[WHAT YOU SHOULD DO]: Copy out every line of the data that has the word "Waiveris" somewhere in it.

[SOURCE DATA]:
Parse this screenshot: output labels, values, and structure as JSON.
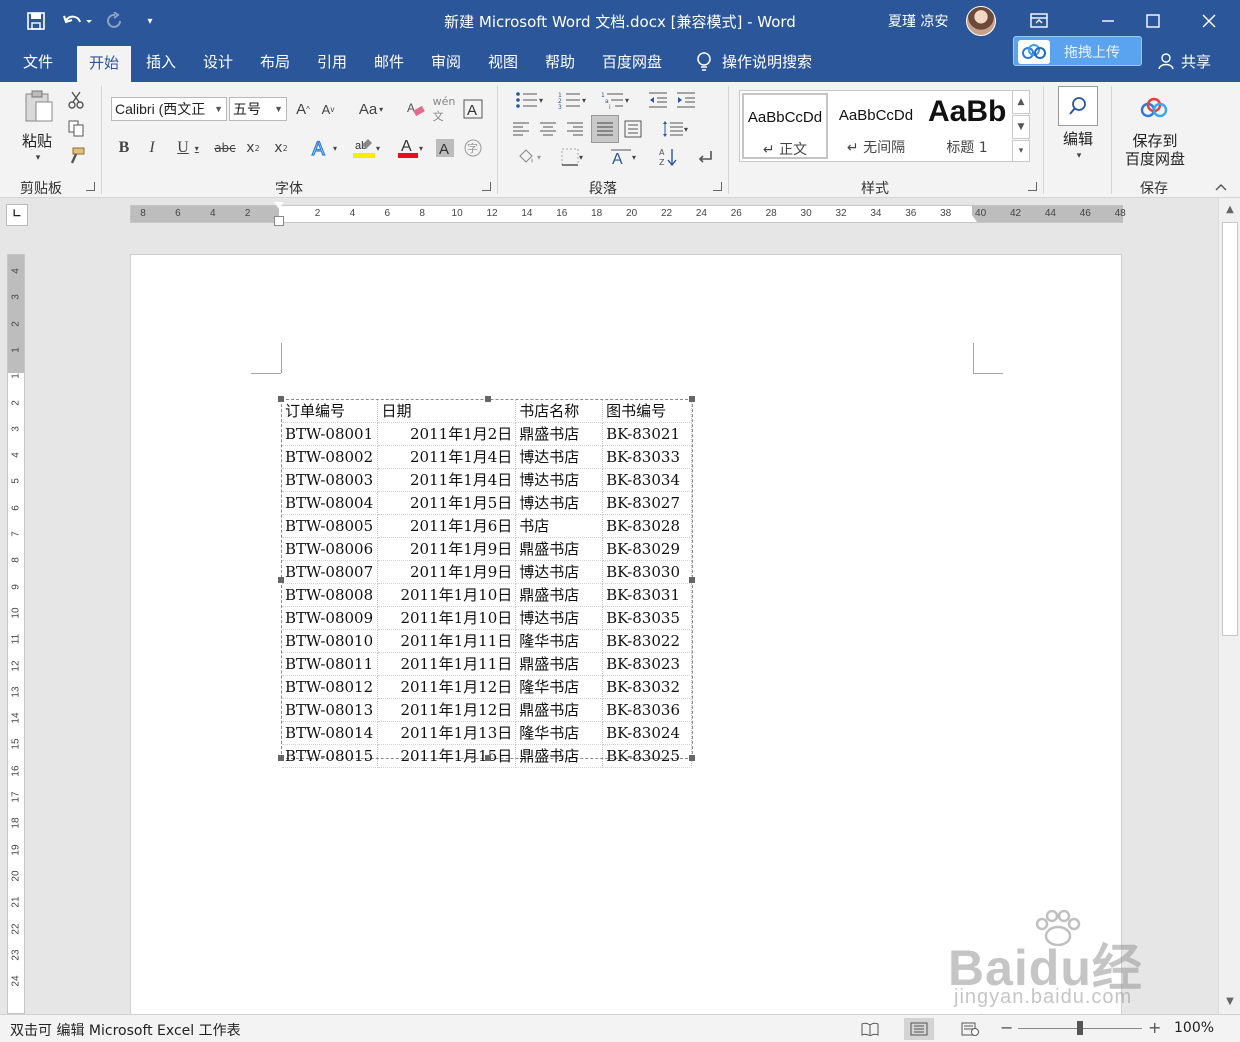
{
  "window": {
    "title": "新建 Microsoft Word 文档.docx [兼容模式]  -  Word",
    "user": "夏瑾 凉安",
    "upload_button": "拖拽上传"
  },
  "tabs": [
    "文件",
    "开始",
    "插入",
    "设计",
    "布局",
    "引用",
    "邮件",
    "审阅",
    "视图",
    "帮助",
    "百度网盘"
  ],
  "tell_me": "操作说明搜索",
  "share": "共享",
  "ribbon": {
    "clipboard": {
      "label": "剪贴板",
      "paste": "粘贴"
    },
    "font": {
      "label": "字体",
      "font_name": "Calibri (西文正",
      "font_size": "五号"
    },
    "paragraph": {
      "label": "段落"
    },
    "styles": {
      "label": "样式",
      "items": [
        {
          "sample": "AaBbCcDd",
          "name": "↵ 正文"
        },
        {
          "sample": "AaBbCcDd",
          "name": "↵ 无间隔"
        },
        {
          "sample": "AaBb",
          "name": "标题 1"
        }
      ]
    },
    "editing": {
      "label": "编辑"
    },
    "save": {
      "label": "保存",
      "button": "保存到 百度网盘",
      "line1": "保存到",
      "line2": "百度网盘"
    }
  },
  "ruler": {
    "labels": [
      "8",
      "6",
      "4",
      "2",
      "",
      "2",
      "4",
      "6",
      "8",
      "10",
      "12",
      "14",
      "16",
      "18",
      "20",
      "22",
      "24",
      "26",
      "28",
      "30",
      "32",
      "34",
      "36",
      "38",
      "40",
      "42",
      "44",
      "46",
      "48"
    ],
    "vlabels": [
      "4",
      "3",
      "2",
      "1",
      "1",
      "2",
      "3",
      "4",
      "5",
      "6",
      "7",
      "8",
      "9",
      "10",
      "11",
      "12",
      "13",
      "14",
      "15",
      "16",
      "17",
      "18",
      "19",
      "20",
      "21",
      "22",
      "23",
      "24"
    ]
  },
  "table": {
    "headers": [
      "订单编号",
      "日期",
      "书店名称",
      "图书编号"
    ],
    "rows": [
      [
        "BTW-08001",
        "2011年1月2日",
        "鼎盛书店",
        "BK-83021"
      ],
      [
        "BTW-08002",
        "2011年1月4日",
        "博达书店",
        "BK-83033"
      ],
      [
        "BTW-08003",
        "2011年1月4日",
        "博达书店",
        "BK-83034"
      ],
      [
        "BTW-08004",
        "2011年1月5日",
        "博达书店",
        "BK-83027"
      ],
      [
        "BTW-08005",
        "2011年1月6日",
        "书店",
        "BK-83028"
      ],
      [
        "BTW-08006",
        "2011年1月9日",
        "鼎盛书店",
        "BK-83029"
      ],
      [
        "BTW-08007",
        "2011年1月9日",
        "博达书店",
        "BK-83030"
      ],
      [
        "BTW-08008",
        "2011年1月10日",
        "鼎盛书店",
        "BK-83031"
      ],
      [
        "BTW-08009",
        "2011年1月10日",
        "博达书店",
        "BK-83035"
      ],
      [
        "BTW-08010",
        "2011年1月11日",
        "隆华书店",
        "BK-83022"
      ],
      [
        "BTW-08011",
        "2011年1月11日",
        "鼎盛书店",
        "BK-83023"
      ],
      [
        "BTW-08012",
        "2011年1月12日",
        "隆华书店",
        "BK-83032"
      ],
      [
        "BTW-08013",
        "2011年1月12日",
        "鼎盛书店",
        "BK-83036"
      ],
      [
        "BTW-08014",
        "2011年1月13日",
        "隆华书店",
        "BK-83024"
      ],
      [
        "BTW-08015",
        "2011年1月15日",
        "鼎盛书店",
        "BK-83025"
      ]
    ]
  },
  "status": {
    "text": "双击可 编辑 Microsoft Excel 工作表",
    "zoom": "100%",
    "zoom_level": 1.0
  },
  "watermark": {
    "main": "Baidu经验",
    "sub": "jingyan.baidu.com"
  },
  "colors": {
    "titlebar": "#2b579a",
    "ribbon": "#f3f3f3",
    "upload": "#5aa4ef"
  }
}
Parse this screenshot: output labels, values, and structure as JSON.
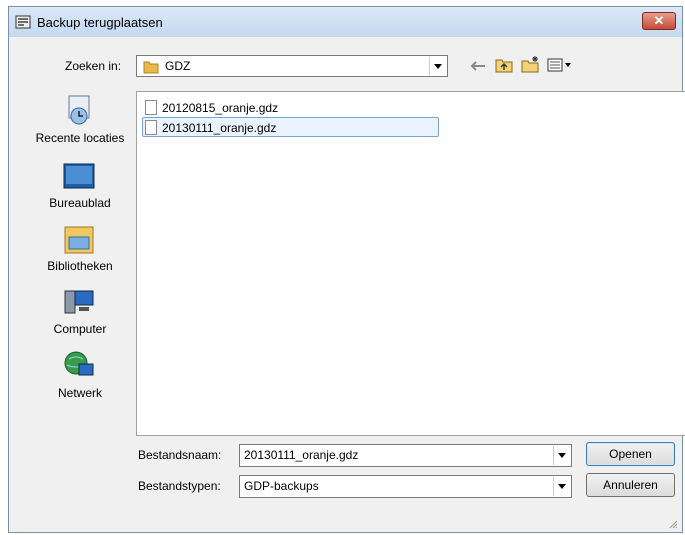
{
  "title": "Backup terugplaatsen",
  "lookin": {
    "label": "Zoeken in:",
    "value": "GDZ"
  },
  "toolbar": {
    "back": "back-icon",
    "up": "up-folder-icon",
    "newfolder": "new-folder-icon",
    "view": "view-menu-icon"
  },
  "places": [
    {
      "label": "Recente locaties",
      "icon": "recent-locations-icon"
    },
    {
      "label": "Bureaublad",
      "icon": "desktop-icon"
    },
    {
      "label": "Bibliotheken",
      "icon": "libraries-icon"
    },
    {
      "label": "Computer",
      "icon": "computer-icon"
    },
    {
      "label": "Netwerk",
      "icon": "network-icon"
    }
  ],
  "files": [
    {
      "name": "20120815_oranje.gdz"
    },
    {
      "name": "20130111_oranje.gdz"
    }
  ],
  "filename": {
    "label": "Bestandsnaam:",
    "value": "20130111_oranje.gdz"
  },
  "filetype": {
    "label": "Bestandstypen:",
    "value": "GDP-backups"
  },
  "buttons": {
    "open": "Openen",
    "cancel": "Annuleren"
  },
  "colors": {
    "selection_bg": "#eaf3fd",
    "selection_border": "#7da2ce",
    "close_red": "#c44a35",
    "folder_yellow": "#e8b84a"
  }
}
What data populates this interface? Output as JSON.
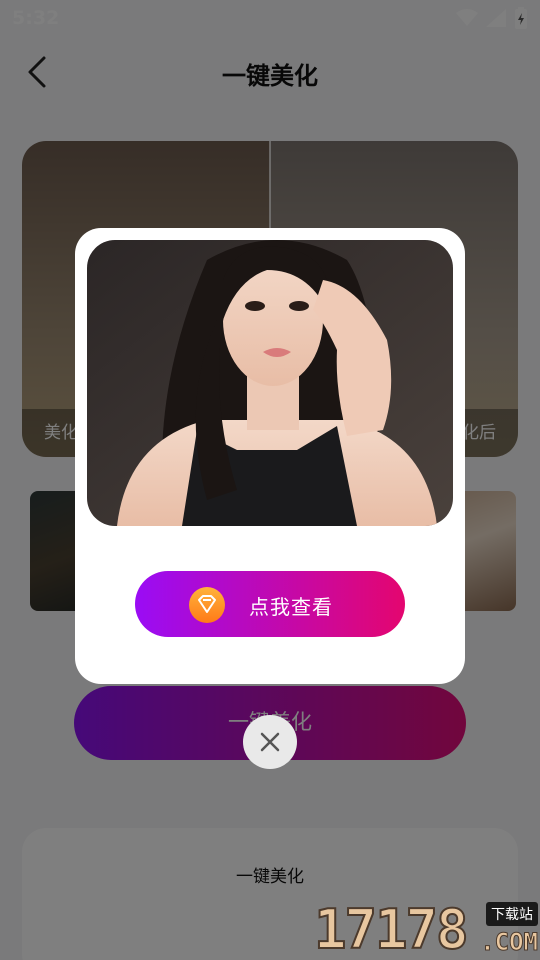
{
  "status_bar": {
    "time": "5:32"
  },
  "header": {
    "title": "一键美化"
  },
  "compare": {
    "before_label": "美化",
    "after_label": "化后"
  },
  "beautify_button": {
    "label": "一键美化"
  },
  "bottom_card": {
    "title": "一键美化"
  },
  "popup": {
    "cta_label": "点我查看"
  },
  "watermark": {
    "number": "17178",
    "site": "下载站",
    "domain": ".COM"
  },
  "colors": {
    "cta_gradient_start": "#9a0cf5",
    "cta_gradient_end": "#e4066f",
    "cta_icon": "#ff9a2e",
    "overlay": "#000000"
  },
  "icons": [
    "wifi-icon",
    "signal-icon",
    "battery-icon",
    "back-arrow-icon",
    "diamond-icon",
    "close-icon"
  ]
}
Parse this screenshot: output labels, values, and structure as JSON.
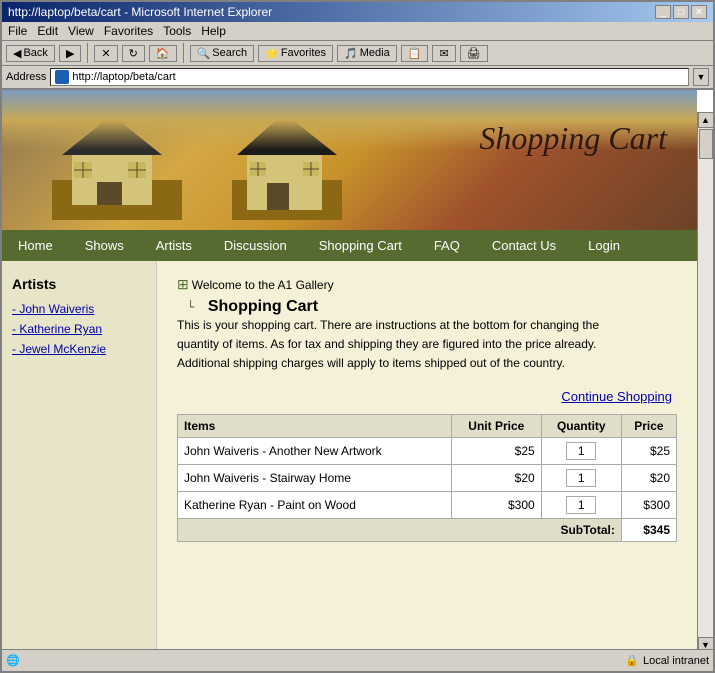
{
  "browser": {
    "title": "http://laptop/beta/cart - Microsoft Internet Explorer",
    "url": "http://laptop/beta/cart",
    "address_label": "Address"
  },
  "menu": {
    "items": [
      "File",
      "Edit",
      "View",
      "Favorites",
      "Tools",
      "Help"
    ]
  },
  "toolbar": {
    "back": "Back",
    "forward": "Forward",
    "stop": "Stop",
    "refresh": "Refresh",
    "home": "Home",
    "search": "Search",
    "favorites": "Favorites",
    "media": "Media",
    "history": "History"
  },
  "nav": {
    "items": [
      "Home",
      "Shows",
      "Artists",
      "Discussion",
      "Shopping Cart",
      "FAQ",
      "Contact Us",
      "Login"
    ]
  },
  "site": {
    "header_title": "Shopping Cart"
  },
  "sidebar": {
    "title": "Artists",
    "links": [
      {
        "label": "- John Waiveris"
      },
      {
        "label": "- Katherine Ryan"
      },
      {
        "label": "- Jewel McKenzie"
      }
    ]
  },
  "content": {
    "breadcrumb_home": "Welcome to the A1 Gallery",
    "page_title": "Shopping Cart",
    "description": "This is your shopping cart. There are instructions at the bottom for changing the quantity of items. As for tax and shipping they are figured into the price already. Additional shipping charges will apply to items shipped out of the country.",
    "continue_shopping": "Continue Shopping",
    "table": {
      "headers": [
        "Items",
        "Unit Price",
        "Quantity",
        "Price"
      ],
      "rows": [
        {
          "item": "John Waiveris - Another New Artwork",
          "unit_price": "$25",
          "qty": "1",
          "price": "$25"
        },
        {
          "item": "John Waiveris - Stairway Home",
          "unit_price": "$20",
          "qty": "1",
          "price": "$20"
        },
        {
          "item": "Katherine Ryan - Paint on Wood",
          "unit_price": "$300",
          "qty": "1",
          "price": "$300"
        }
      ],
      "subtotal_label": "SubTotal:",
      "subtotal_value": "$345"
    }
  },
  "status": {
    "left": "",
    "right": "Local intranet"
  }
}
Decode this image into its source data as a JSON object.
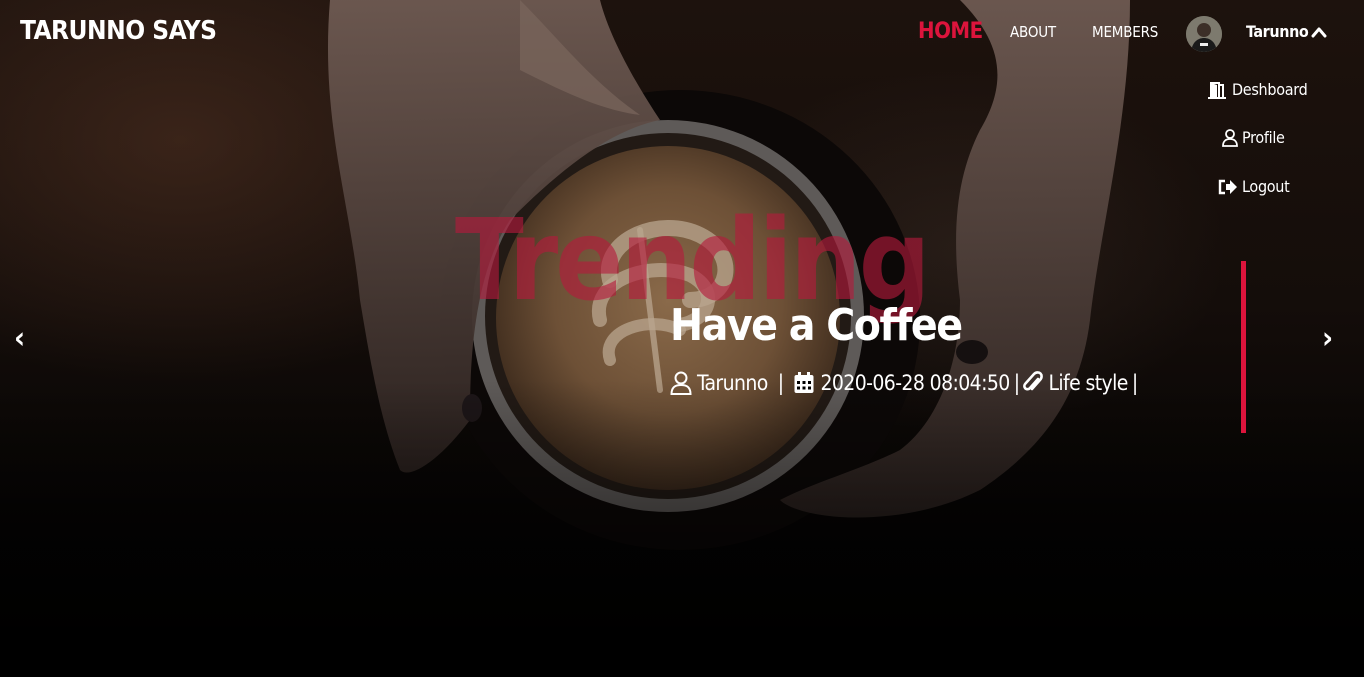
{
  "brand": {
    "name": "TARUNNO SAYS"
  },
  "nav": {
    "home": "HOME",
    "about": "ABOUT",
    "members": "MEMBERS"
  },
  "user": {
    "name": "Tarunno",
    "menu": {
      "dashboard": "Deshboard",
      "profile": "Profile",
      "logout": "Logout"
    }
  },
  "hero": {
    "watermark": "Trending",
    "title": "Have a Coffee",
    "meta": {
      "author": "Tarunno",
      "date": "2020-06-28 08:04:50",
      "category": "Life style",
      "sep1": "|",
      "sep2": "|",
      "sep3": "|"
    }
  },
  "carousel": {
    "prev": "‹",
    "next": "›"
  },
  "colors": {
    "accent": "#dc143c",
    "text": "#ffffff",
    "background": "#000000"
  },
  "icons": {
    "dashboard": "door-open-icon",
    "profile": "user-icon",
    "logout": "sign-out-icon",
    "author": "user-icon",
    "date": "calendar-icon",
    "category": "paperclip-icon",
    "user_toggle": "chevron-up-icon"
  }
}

[OUTPUT FOR THIS TASK]:
        "label": "- John Waiveris"
          "item": "John Waiveris - Another New Artwork",
          "item": "John Waiveris - Stairway Home",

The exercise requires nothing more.